In fall of 2011 an improved driveway and parking area was constructed as well as a disabled accessible trail network along the northern edge of the property. The trail terminates near the ponds where a state of the art disabled accessible duck blind was constructed. A cooperative project with County LCS completed a pike spawning area and installed water control structures. Disturbed soil was replanted with native prairie seeds and signage was posted.

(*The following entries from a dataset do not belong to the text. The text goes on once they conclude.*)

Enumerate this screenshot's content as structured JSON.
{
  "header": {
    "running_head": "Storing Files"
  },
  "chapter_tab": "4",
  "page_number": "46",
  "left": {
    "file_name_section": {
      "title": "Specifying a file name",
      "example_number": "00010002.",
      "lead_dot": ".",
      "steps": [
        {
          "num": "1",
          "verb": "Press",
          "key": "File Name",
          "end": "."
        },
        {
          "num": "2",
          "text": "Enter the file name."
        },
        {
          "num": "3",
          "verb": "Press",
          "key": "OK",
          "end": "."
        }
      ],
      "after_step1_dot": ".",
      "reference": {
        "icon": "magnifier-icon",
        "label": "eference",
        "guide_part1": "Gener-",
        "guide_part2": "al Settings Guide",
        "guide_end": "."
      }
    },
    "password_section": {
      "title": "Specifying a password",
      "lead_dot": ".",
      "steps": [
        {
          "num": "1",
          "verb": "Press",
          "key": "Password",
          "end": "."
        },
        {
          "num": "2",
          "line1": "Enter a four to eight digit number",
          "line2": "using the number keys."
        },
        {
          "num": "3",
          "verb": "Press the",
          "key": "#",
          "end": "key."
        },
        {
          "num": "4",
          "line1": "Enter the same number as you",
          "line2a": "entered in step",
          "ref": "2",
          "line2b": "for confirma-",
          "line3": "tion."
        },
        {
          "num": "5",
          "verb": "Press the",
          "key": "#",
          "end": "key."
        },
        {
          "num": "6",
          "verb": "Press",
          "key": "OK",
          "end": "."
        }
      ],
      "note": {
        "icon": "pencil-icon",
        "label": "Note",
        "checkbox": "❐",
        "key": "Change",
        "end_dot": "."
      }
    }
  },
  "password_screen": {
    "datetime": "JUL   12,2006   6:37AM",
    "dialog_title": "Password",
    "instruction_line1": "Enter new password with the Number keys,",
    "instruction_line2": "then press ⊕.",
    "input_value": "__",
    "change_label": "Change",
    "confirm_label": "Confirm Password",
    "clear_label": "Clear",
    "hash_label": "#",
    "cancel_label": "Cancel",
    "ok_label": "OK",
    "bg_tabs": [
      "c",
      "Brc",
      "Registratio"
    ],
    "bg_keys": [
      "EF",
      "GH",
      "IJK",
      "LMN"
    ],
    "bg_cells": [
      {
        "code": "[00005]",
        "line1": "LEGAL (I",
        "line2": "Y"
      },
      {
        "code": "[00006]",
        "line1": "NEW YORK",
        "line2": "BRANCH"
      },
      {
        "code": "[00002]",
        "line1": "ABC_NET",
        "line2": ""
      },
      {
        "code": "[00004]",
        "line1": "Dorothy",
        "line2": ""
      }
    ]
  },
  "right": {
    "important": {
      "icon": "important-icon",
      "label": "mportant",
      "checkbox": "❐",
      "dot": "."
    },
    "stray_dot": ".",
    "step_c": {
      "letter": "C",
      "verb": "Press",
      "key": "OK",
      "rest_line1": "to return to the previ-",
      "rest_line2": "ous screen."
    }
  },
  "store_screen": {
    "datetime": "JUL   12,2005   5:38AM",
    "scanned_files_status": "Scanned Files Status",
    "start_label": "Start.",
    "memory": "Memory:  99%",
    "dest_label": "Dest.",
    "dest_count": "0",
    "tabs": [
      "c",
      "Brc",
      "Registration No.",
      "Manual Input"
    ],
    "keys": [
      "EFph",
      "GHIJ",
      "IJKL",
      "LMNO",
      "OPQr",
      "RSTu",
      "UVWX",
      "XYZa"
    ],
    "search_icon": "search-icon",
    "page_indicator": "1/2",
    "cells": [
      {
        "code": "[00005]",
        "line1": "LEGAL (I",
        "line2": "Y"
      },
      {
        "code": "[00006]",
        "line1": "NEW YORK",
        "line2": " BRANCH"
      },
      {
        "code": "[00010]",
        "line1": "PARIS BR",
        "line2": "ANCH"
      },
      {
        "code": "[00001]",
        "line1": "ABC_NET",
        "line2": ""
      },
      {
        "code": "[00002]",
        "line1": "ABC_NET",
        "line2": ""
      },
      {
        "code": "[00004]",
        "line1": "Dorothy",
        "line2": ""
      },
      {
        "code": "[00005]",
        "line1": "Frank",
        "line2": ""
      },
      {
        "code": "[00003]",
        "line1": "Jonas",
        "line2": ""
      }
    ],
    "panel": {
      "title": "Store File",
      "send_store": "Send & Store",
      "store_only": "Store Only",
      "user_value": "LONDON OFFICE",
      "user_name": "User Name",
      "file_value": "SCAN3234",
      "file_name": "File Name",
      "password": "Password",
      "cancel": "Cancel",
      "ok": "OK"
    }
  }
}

In 2012, phase 2 of the project was implemented. The disabled trail network was extended another ½ mile, several more disabled accessible duck blinds were constructed by a local Eagle Scout candidate and a disabled accessible observation deck was constructed for wildlife viewing. Two disabled accessible deer blinds were constructed on the north property along with food plots.

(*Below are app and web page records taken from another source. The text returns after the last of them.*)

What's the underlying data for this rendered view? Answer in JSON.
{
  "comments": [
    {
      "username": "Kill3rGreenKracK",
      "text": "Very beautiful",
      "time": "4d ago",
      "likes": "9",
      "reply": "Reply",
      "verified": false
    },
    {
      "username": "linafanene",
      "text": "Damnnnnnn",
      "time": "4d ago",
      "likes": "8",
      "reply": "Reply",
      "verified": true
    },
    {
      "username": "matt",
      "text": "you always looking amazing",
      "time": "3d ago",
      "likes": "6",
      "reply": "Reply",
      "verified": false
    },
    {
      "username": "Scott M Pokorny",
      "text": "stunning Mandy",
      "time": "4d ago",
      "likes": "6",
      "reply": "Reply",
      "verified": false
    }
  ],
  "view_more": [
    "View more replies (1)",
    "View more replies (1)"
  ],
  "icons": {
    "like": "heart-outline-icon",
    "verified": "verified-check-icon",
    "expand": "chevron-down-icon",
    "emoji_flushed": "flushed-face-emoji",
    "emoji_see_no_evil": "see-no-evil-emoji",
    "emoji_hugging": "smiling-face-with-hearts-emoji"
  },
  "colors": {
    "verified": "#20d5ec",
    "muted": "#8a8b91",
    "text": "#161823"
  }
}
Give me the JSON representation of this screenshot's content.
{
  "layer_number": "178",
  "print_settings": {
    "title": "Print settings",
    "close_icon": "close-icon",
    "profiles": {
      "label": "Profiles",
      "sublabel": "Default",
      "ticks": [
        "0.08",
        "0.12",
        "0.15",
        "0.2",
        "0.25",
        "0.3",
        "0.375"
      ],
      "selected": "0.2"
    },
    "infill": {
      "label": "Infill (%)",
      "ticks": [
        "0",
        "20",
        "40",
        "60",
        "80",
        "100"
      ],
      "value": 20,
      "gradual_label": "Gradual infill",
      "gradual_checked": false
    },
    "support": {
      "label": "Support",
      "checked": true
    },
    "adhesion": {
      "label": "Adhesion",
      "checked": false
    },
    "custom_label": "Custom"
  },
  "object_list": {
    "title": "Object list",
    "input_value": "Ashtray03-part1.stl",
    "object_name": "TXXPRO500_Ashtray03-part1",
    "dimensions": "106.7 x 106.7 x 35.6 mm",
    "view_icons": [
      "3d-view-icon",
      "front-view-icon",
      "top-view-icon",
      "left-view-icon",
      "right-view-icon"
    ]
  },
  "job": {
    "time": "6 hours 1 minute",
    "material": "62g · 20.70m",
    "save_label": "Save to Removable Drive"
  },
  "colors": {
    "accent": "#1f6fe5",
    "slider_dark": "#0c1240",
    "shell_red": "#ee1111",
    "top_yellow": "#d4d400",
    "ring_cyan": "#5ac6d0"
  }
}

In late 2011, a second 40-acre parcel was donated to WWA, which abuts to the south of the current property and has access off Oak Orchard Road. The property was acquired with similar restrictions so that the property was to be used for public recreation and managed for wildlife habitat. Total acreage of the property is now just over 150 acres.
Phase 3 development was completed during 2013 on the Oak Orchard parcel with development of a parking area, fencing, ½ mile of disabled accessible trail and a third disabled deer blind along with food plots, and signage. Two more disabled deer blinds are currently under construction and are planned for completion soon.
Since development has been completed, the Abrams WWA property has hosted several local school field trips, as well as disabled veteran hunting groups, able-bodied hunters, Learn to Hunt Youth programs, hiking and wildlife viewing from people all over the State. Numerous deer, pheasants, turkey, grouse, ducks, geese, woodcock and even a bear have been harvested from this property over the past several years. US Fish and Wildlife Service have implemented a grouse/woodcock habitat improvement project on the property and on site woodcock banding by WDNR is planned for spring of 2018. Several local conservation clubs plant pheasants on the property each year, which are easily accessible by disabled hunters with a retriever.
Future development plans are still in the process. Original plans back in 2011 included an educational structure with electrical access, rough fish removal from the ponds and planting of wild rice. Rough fish removal and wild rice planting is scheduled for 2018.
This project could not have been completed without support and funding from state organizations, county conservation groups, local businesses, charitable groups and, of course, the members of the Green Bay Chapter of WWA. If you are interested in supporting the continued development of this property, please contact the WWA. Your support is appreciated.
If you have groups interested in a field trip to the Abrams WWA Property, you can contact Don Kirby, Executive Director of WWA, for information at 262-224-4949 or visit our website at wisducks.org at the Abrams tab for updates and event information.